Most of us have probably thought about what we’d do if we won the lottery. From the more financially responsible options—pay off student loans, buy a house, invest in retirement accounts—to the more far-fetched (lifetime supply of chocolate, anyone?), the possibilities are endless.
This week, that dream came true for Marie Holmes, a single mother of four from North Carolina who won $188 million from Powerball.
Accounts of Holmes’ win mention that until recently, she had been working two jobs at McDonald’s and Walmart to support her children, one of whom lives with cerebral palsy. And although we don’t have in-depth details about Holmes’ job situation or family life, the basics of her story—working more than one low-wage job and struggling to take care of her children—echo the experiences of women across the country.
Millions of women like Marie Holmes are single mothers working in low wage jobs to support their families. We know that one in five families with children is headed by a single working mother. Many of those single mothers work in low-wage jobs: women represent nearly two-thirds of minimum wage workers, and 22 percent of minimum wage workers are women of color. What does that mean for these women and their families? A woman working full time, year round at the federal minimum wage earns just $14,500—more than $4,000 below the poverty line for a family of three. And all too often, workers cannot get enough hours at their jobs to make ends meet.
Many women like Holmes end up juggling more than one low-wage job just to get by. But to complicate things further, women in low-wage jobs face scheduling challenges that make it difficult to meet their responsibilities outside work. Securing reliable child care or taking care of a sick child become even more difficult when workers are assigned shifts just a day or two ahead of time or are required to be on call for long periods of time. The odds may be stacked against those who play the lottery—but with unlivable wages and unpredictable scheduling, the odds are almost equally stacked against women in low-wage jobs and their families.
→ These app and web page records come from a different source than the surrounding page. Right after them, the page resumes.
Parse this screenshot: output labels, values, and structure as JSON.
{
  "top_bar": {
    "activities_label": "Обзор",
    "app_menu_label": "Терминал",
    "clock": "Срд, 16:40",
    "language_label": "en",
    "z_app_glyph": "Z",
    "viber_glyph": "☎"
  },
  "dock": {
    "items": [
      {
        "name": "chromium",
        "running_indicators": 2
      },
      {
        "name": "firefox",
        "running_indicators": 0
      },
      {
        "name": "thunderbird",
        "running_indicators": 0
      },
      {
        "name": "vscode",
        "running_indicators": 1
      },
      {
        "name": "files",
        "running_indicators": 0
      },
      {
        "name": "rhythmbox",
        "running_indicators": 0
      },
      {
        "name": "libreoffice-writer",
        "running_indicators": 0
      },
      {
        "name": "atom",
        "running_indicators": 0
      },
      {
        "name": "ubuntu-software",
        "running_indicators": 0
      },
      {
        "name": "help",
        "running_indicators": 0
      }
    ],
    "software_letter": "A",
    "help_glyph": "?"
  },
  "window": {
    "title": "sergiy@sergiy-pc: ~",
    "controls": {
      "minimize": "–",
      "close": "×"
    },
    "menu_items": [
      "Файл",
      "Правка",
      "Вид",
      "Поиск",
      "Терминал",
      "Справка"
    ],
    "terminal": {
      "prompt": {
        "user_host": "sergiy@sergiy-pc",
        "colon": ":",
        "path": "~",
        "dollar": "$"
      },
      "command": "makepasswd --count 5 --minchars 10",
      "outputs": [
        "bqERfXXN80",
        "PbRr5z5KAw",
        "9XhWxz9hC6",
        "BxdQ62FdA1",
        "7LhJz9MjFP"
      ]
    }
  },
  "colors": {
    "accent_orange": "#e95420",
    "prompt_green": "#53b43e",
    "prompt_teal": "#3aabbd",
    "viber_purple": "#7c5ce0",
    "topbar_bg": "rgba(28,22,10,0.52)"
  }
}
Winning the lottery is a pipe dream for most of us—but it shouldn’t be the only shot at a secure future. Women workers deserve decent pay and fair work schedules. NWLC is committed to continuing the work for policies that support women like Marie Holmes and their families—because winning the lottery shouldn’t be their only hope for a better life.